The luck of the draw has played too powerful a part for such a prestige competition. Home advantage has been so great it has been the main deciding factor in matches and I would go so far as to suggest that playing at home in the semi- finals was the difference between winning and losing.
I take nothing away from Leicester or Brive and I am looking forward to their meeting in the final at Cardiff in two weeks time. They both played tremendous rugby and I don't begrudge either of them the honour. But after watching Toulouse go down at Leicester and taking part in Cardiff's defeat in Brive I feel that had the venues been reversed it could have been us against Toulouse in the final.
This may seem a strange opinion considering how brilliantly Leicester played but their opponents were a shadow of the Toulouse we know. French teams are not renowned as travellers but that doesn't explain their complete lack of inspiration. We saw how well they played in the final at Cardiff last year and they have been the dominant French club since. The on-off doubts about the game and the cold conditions might have got to them but they just didn't function.
You would never have thought they are rated a more accomplished team than Brive who rose to the occasion like giants. The atmosphere was like nothing we've experienced. The noise when I stepped up to take the penalties was almost unbearable. I was hit by a snowball just as I was to kick one and I pulled the ball just wide of the posts. I am not making excuses but I don't recommend the experience as ideal for penalty-taking.
I thought our defence was outstanding under the circumstances. We were still well in the game at half-time but made too many mistakes under the pressure of the afternoon. You have to be made of iron to withstand that level of intimidation and that goes for referees, too. Had that inspirational support been in our favour on our own ground, the balance would have been titled the other way and I have no doubt in our ability to have won.
The reason Leicester and Brive played at home is because they performed better in the group matches. But Cardiff and Toulouse were in the toughest group, everyone called it the Group of Death, and we were therefore punished twice by the luck of the draw. Not only was it harder to qualify we then had to visit teams who'd had easier groups. In future, home advantage has to be reduced by playing home and away legs and by staging the semi-finals on neutral grounds.
It is a competition that is going to grow and grow in stature but it must be slotted earlier into the season so that it finishes well before the Five Nations begins. While it may never challenge the international championship for importance it could lead to a conflict of interests if the tournaments are not kept well apart.
There is already such a conflict in the offing. The Five Nations has long been the undisputed ruler of rugby in the first three months of the year and the domestic league and cup matches have been well down the pecking order. But the financial demands of running a top club side have brought new priorities.
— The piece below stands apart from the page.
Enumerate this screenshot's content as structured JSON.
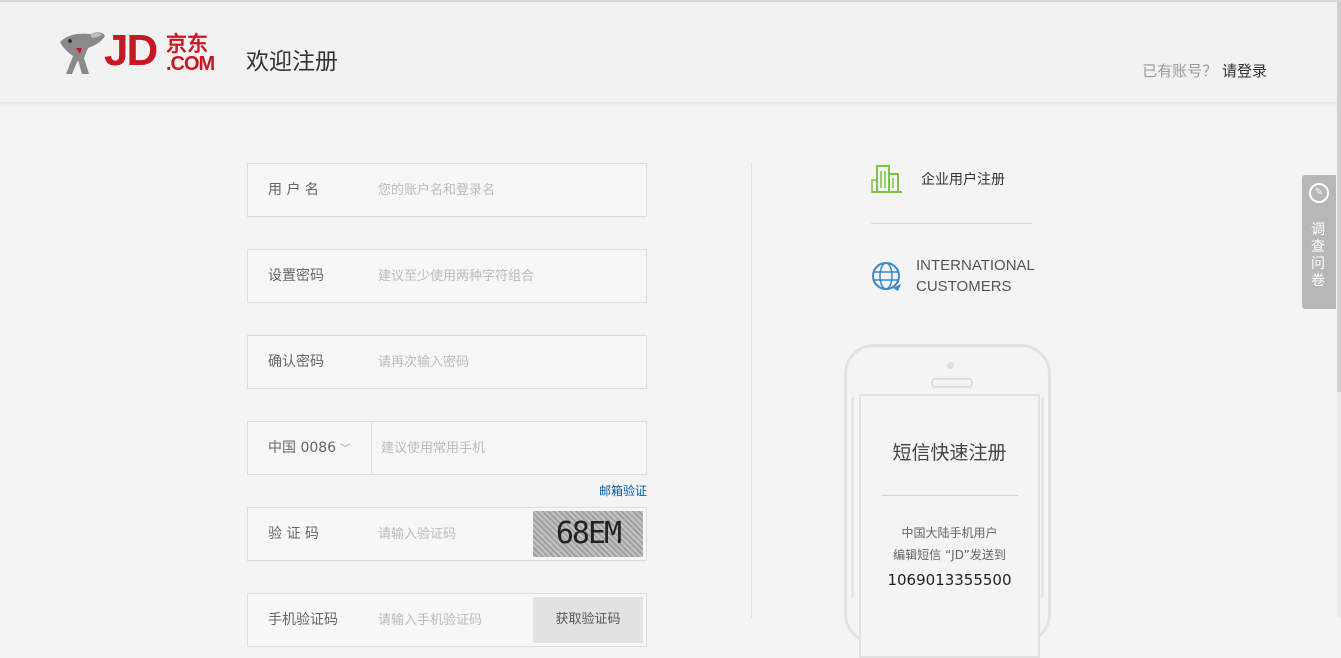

Gate receipts from high league positions and cup-runs are now vital.
Added to which, qualification for a place in the European Cup by finishing in the top four is essential as we in Cardiff realise only too well. Playing for your country will always be the greatest thrill but players will find extra pressure from their clubs during the rest of the season. Nowhere will this apply more than in France.
One of the major revelations of the European Cup has been the strength of the club scene in France. Most of our fans had never heard of teams like Brive and Dax. The success of the European Cup has distracted attention from the lesser Conference competition. We had good teams like Swansea and Northampton competing yet all the four semi-finalists were French - Bourgoin, Castres, Narbonne and Agen.
The French clubs' race to qualify for next season's European Cup is going to be fearsome. Will it detract from France's challenge for the Five Nations? Players of all the nations will find it difficult with club demands rivalling the pressures of international rugby but it will worry the French most of all.